Every line in the data below has to be repeated exactly; no picture belongs in the result.

- _Excerpted records_:

__________________________________________________

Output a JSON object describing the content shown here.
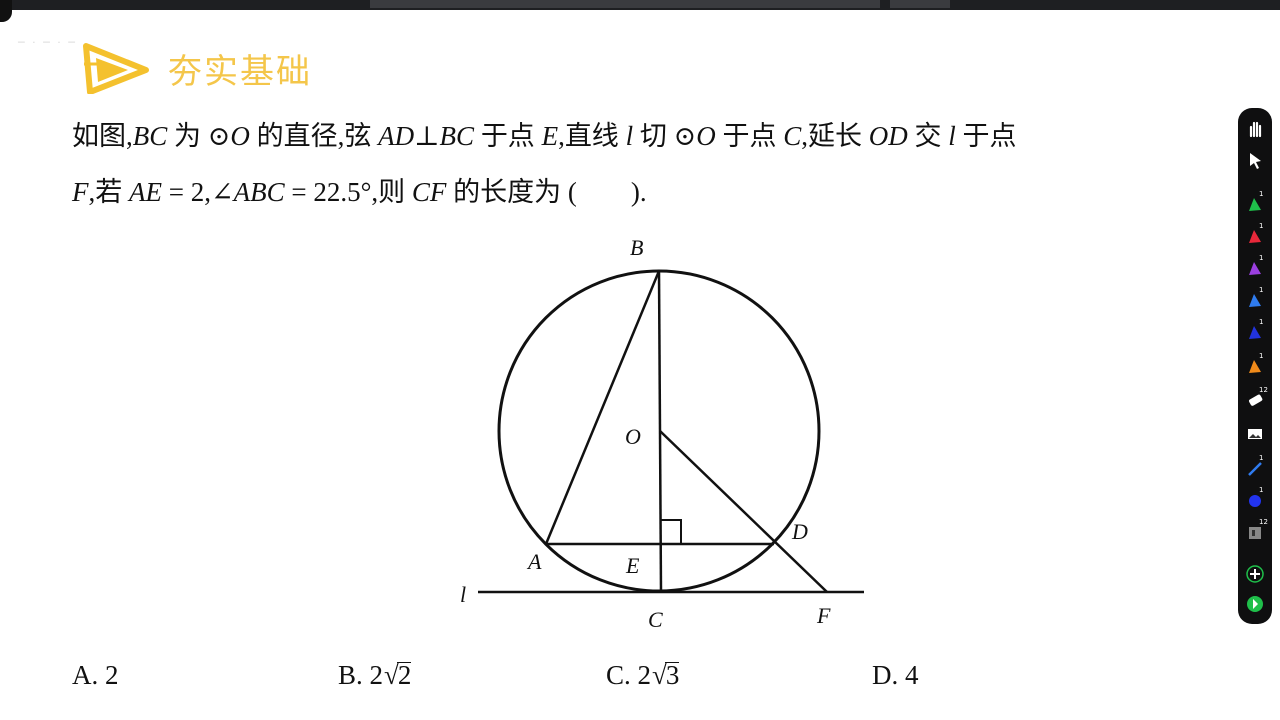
{
  "header": {
    "title": "夯实基础",
    "watermark": "─ · ─ · ─"
  },
  "question": {
    "line1": [
      {
        "t": "如图,",
        "i": false
      },
      {
        "t": "BC",
        "i": true
      },
      {
        "t": " 为 ⊙",
        "i": false
      },
      {
        "t": "O",
        "i": true
      },
      {
        "t": " 的直径,弦 ",
        "i": false
      },
      {
        "t": "AD",
        "i": true
      },
      {
        "t": "⊥",
        "i": false
      },
      {
        "t": "BC",
        "i": true
      },
      {
        "t": " 于点 ",
        "i": false
      },
      {
        "t": "E",
        "i": true
      },
      {
        "t": ",直线 ",
        "i": false
      },
      {
        "t": "l",
        "i": true
      },
      {
        "t": " 切 ⊙",
        "i": false
      },
      {
        "t": "O",
        "i": true
      },
      {
        "t": " 于点 ",
        "i": false
      },
      {
        "t": "C",
        "i": true
      },
      {
        "t": ",延长 ",
        "i": false
      },
      {
        "t": "OD",
        "i": true
      },
      {
        "t": " 交 ",
        "i": false
      },
      {
        "t": "l",
        "i": true
      },
      {
        "t": " 于点",
        "i": false
      }
    ],
    "line2": [
      {
        "t": "F",
        "i": true
      },
      {
        "t": ",若 ",
        "i": false
      },
      {
        "t": "AE",
        "i": true
      },
      {
        "t": " = 2,∠",
        "i": false
      },
      {
        "t": "ABC",
        "i": true
      },
      {
        "t": " = 22.5°,则 ",
        "i": false
      },
      {
        "t": "CF",
        "i": true
      },
      {
        "t": " 的长度为 (　　).",
        "i": false
      }
    ]
  },
  "figure": {
    "labels": {
      "B": "B",
      "O": "O",
      "A": "A",
      "E": "E",
      "D": "D",
      "C": "C",
      "F": "F",
      "l": "l"
    }
  },
  "options": {
    "a": {
      "label": "A. 2"
    },
    "b": {
      "prefix": "B. 2",
      "radicand": "2"
    },
    "c": {
      "prefix": "C. 2",
      "radicand": "3"
    },
    "d": {
      "label": "D. 4"
    }
  },
  "toolbar": {
    "tools": [
      {
        "name": "hand-tool",
        "color": "#ffffff",
        "badge": ""
      },
      {
        "name": "pointer-tool",
        "color": "#ffffff",
        "badge": ""
      },
      {
        "name": "pen-green",
        "color": "#1fbf4a",
        "badge": "1"
      },
      {
        "name": "pen-red",
        "color": "#e8283a",
        "badge": "1"
      },
      {
        "name": "pen-purple",
        "color": "#9b3fe0",
        "badge": "1"
      },
      {
        "name": "pen-blue",
        "color": "#2f7cf0",
        "badge": "1"
      },
      {
        "name": "pen-darkblue",
        "color": "#2233dd",
        "badge": "1"
      },
      {
        "name": "pen-orange",
        "color": "#f08a1a",
        "badge": "1"
      },
      {
        "name": "eraser-tool",
        "color": "#ffffff",
        "badge": "12"
      },
      {
        "name": "image-tool",
        "color": "#ffffff",
        "badge": ""
      },
      {
        "name": "line-tool",
        "color": "#2f7cf0",
        "badge": "1"
      },
      {
        "name": "circle-tool",
        "color": "#2233ee",
        "badge": "1"
      },
      {
        "name": "page-tool",
        "color": "#888888",
        "badge": "12"
      },
      {
        "name": "add-tool",
        "color": "#1fbf4a",
        "badge": ""
      },
      {
        "name": "exit-tool",
        "color": "#1fbf4a",
        "badge": ""
      }
    ]
  }
}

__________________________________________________

- _Solution_:
Output a JSON object describing the content shown here.
{
  "header": {
    "title": "夯实基础",
    "watermark": "─ · ─ · ─"
  },
  "question": {
    "line1": [
      {
        "t": "如图,",
        "i": false
      },
      {
        "t": "BC",
        "i": true
      },
      {
        "t": " 为 ⊙",
        "i": false
      },
      {
        "t": "O",
        "i": true
      },
      {
        "t": " 的直径,弦 ",
        "i": false
      },
      {
        "t": "AD",
        "i": true
      },
      {
        "t": "⊥",
        "i": false
      },
      {
        "t": "BC",
        "i": true
      },
      {
        "t": " 于点 ",
        "i": false
      },
      {
        "t": "E",
        "i": true
      },
      {
        "t": ",直线 ",
        "i": false
      },
      {
        "t": "l",
        "i": true
      },
      {
        "t": " 切 ⊙",
        "i": false
      },
      {
        "t": "O",
        "i": true
      },
      {
        "t": " 于点 ",
        "i": false
      },
      {
        "t": "C",
        "i": true
      },
      {
        "t": ",延长 ",
        "i": false
      },
      {
        "t": "OD",
        "i": true
      },
      {
        "t": " 交 ",
        "i": false
      },
      {
        "t": "l",
        "i": true
      },
      {
        "t": " 于点",
        "i": false
      }
    ],
    "line2": [
      {
        "t": "F",
        "i": true
      },
      {
        "t": ",若 ",
        "i": false
      },
      {
        "t": "AE",
        "i": true
      },
      {
        "t": " = 2,∠",
        "i": false
      },
      {
        "t": "ABC",
        "i": true
      },
      {
        "t": " = 22.5°,则 ",
        "i": false
      },
      {
        "t": "CF",
        "i": true
      },
      {
        "t": " 的长度为 (　　).",
        "i": false
      }
    ]
  },
  "figure": {
    "labels": {
      "B": "B",
      "O": "O",
      "A": "A",
      "E": "E",
      "D": "D",
      "C": "C",
      "F": "F",
      "l": "l"
    }
  },
  "options": {
    "a": {
      "label": "A. 2"
    },
    "b": {
      "prefix": "B. 2",
      "radicand": "2"
    },
    "c": {
      "prefix": "C. 2",
      "radicand": "3"
    },
    "d": {
      "label": "D. 4"
    }
  },
  "toolbar": {
    "tools": [
      {
        "name": "hand-tool",
        "color": "#ffffff",
        "badge": ""
      },
      {
        "name": "pointer-tool",
        "color": "#ffffff",
        "badge": ""
      },
      {
        "name": "pen-green",
        "color": "#1fbf4a",
        "badge": "1"
      },
      {
        "name": "pen-red",
        "color": "#e8283a",
        "badge": "1"
      },
      {
        "name": "pen-purple",
        "color": "#9b3fe0",
        "badge": "1"
      },
      {
        "name": "pen-blue",
        "color": "#2f7cf0",
        "badge": "1"
      },
      {
        "name": "pen-darkblue",
        "color": "#2233dd",
        "badge": "1"
      },
      {
        "name": "pen-orange",
        "color": "#f08a1a",
        "badge": "1"
      },
      {
        "name": "eraser-tool",
        "color": "#ffffff",
        "badge": "12"
      },
      {
        "name": "image-tool",
        "color": "#ffffff",
        "badge": ""
      },
      {
        "name": "line-tool",
        "color": "#2f7cf0",
        "badge": "1"
      },
      {
        "name": "circle-tool",
        "color": "#2233ee",
        "badge": "1"
      },
      {
        "name": "page-tool",
        "color": "#888888",
        "badge": "12"
      },
      {
        "name": "add-tool",
        "color": "#1fbf4a",
        "badge": ""
      },
      {
        "name": "exit-tool",
        "color": "#1fbf4a",
        "badge": ""
      }
    ]
  }
}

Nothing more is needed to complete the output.